§ EXERCISE REQUIREMENTS
In your copy of the entries, please include no pictures and return every word exactly.

(Website and app data records)
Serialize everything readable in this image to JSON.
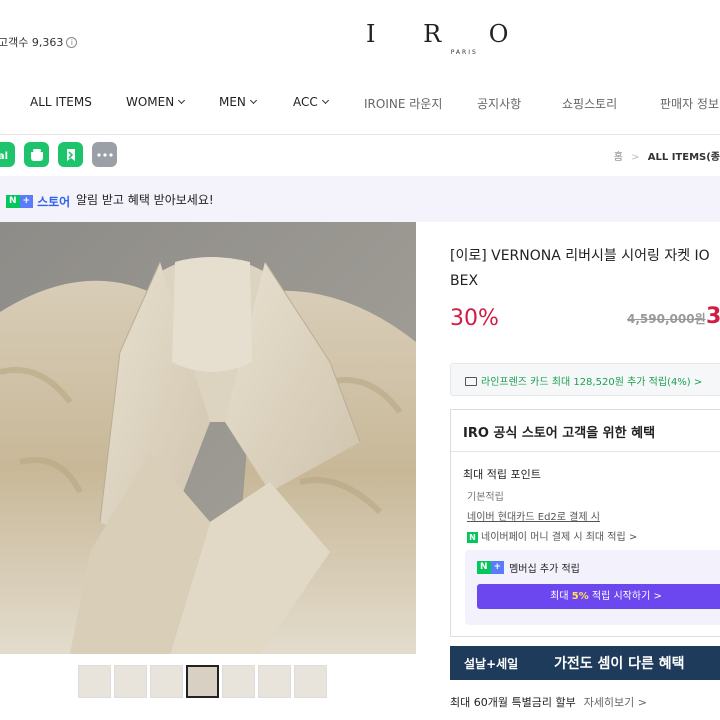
{
  "header": {
    "subscriber_label": "고객수 9,363",
    "info_icon": "info-icon",
    "logo_main": "I R O",
    "logo_sub": "PARIS"
  },
  "nav": {
    "items": [
      {
        "label": "ALL ITEMS",
        "dropdown": false
      },
      {
        "label": "WOMEN",
        "dropdown": true
      },
      {
        "label": "MEN",
        "dropdown": true
      },
      {
        "label": "ACC",
        "dropdown": true
      },
      {
        "label": "IROINE 라운지",
        "dropdown": false
      },
      {
        "label": "공지사항",
        "dropdown": false
      },
      {
        "label": "쇼핑스토리",
        "dropdown": false
      },
      {
        "label": "판매자 정보",
        "dropdown": false
      }
    ]
  },
  "share": {
    "icons": [
      "talk-icon",
      "chat-icon",
      "bookmark-icon",
      "more-icon"
    ]
  },
  "breadcrumb": {
    "home": "홈",
    "separator": ">",
    "current": "ALL ITEMS(종"
  },
  "banner": {
    "badge_n": "N",
    "badge_plus": "+",
    "store": "스토어",
    "message": "알림 받고 혜택 받아보세요!"
  },
  "gallery": {
    "thumbnail_count": 7,
    "selected_index": 3
  },
  "product": {
    "title_line1": "[이로] VERNONA 리버시블 시어링 자켓 IO",
    "title_line2": "BEX",
    "discount": "30%",
    "original_price": "4,590,000원",
    "sale_price": "3,"
  },
  "card_promo": {
    "text": "라인프렌즈 카드 최대 128,520원 추가 적립(4%) >"
  },
  "benefits": {
    "heading": "IRO 공식 스토어 고객을 위한 혜택",
    "max_points": "최대 적립 포인트",
    "rows": [
      "기본적립",
      "네이버 현대카드 Ed2로 결제 시",
      "네이버페이 머니 결제 시 최대 적립 >"
    ],
    "npay_badge": "N",
    "membership_badge_n": "N",
    "membership_badge_plus": "+",
    "membership_title": "멤버십 추가 적립",
    "membership_btn_prefix": "최대 ",
    "membership_btn_rate": "5%",
    "membership_btn_suffix": " 적립 시작하기 >"
  },
  "ad": {
    "left": "설날+세일",
    "right": "가전도 셈이 다른 혜택"
  },
  "installment": {
    "text": "최대 60개월 특별금리 할부",
    "link": "자세히보기 >"
  },
  "colors": {
    "accent_red": "#d11d44",
    "naver_green": "#03c75a",
    "membership_purple": "#6c47f0",
    "ad_navy": "#1f3b5c"
  }
}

§ SOLUTION
Serialize everything readable in this image to JSON.
{
  "header": {
    "subscriber_label": "고객수 9,363",
    "info_icon": "info-icon",
    "logo_main": "I R O",
    "logo_sub": "PARIS"
  },
  "nav": {
    "items": [
      {
        "label": "ALL ITEMS",
        "dropdown": false
      },
      {
        "label": "WOMEN",
        "dropdown": true
      },
      {
        "label": "MEN",
        "dropdown": true
      },
      {
        "label": "ACC",
        "dropdown": true
      },
      {
        "label": "IROINE 라운지",
        "dropdown": false
      },
      {
        "label": "공지사항",
        "dropdown": false
      },
      {
        "label": "쇼핑스토리",
        "dropdown": false
      },
      {
        "label": "판매자 정보",
        "dropdown": false
      }
    ]
  },
  "share": {
    "icons": [
      "talk-icon",
      "chat-icon",
      "bookmark-icon",
      "more-icon"
    ]
  },
  "breadcrumb": {
    "home": "홈",
    "separator": ">",
    "current": "ALL ITEMS(종"
  },
  "banner": {
    "badge_n": "N",
    "badge_plus": "+",
    "store": "스토어",
    "message": "알림 받고 혜택 받아보세요!"
  },
  "gallery": {
    "thumbnail_count": 7,
    "selected_index": 3
  },
  "product": {
    "title_line1": "[이로] VERNONA 리버시블 시어링 자켓 IO",
    "title_line2": "BEX",
    "discount": "30%",
    "original_price": "4,590,000원",
    "sale_price": "3,"
  },
  "card_promo": {
    "text": "라인프렌즈 카드 최대 128,520원 추가 적립(4%) >"
  },
  "benefits": {
    "heading": "IRO 공식 스토어 고객을 위한 혜택",
    "max_points": "최대 적립 포인트",
    "rows": [
      "기본적립",
      "네이버 현대카드 Ed2로 결제 시",
      "네이버페이 머니 결제 시 최대 적립 >"
    ],
    "npay_badge": "N",
    "membership_badge_n": "N",
    "membership_badge_plus": "+",
    "membership_title": "멤버십 추가 적립",
    "membership_btn_prefix": "최대 ",
    "membership_btn_rate": "5%",
    "membership_btn_suffix": " 적립 시작하기 >"
  },
  "ad": {
    "left": "설날+세일",
    "right": "가전도 셈이 다른 혜택"
  },
  "installment": {
    "text": "최대 60개월 특별금리 할부",
    "link": "자세히보기 >"
  },
  "colors": {
    "accent_red": "#d11d44",
    "naver_green": "#03c75a",
    "membership_purple": "#6c47f0",
    "ad_navy": "#1f3b5c"
  }
}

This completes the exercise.